EXERCISE BRIEF:
Look through the material below for "карты". Copy every line that contains it.

THE DATA below:

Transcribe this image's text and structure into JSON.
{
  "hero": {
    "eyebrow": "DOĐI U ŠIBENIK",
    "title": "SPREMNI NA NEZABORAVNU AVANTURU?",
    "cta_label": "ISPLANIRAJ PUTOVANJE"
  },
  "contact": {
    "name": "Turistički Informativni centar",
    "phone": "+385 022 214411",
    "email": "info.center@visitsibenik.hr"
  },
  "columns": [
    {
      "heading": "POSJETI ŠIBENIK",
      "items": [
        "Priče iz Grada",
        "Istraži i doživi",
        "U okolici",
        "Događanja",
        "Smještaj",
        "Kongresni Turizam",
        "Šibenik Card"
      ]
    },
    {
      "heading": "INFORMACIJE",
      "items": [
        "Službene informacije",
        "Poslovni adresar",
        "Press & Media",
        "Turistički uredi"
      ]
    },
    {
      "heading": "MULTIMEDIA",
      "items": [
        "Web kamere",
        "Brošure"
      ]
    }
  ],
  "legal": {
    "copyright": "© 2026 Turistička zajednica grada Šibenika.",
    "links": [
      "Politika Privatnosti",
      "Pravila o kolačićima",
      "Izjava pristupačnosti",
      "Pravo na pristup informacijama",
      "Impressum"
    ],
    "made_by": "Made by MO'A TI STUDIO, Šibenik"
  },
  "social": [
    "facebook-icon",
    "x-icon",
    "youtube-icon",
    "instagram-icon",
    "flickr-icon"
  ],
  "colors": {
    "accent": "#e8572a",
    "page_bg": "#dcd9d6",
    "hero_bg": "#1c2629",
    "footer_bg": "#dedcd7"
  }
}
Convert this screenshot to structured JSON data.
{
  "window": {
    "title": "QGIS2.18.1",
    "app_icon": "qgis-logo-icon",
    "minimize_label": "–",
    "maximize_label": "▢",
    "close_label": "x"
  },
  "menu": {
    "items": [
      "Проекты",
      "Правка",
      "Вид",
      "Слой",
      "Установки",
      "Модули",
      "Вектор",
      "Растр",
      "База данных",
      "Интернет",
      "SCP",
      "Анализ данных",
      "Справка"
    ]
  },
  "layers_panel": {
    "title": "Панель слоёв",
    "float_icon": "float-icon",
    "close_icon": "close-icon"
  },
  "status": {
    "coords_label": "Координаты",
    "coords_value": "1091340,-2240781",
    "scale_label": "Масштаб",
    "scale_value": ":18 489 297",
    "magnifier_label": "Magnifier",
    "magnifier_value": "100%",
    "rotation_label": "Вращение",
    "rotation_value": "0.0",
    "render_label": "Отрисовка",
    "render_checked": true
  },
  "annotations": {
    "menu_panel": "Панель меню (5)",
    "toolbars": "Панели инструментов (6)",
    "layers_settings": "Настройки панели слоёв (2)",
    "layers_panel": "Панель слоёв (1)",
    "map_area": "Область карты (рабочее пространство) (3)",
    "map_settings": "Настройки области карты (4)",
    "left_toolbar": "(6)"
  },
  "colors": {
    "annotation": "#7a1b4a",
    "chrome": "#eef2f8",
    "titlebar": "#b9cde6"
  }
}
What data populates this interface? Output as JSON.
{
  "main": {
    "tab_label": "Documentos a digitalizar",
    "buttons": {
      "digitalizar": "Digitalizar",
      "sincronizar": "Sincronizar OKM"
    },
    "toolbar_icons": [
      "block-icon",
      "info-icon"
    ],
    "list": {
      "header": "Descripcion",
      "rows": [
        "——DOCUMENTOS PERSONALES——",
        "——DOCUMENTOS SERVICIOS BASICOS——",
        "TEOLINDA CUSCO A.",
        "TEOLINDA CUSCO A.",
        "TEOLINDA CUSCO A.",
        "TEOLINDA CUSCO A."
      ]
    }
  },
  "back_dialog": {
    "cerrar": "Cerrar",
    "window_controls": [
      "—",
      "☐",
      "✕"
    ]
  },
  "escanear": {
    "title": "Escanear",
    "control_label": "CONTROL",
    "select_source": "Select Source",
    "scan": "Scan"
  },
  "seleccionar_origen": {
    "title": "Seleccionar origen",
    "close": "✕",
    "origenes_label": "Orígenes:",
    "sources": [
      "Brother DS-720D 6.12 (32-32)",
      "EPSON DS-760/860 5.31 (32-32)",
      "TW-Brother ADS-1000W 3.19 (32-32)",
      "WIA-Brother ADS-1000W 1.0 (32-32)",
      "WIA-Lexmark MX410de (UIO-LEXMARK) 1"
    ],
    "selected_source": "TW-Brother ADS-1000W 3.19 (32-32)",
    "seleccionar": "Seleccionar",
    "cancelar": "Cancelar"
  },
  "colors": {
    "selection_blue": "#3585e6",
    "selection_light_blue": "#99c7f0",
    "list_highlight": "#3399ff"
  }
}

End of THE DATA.

SOLUTION:
    "map_area": "Область карты (рабочее пространство) (3)",
    "map_settings": "Настройки области карты (4)",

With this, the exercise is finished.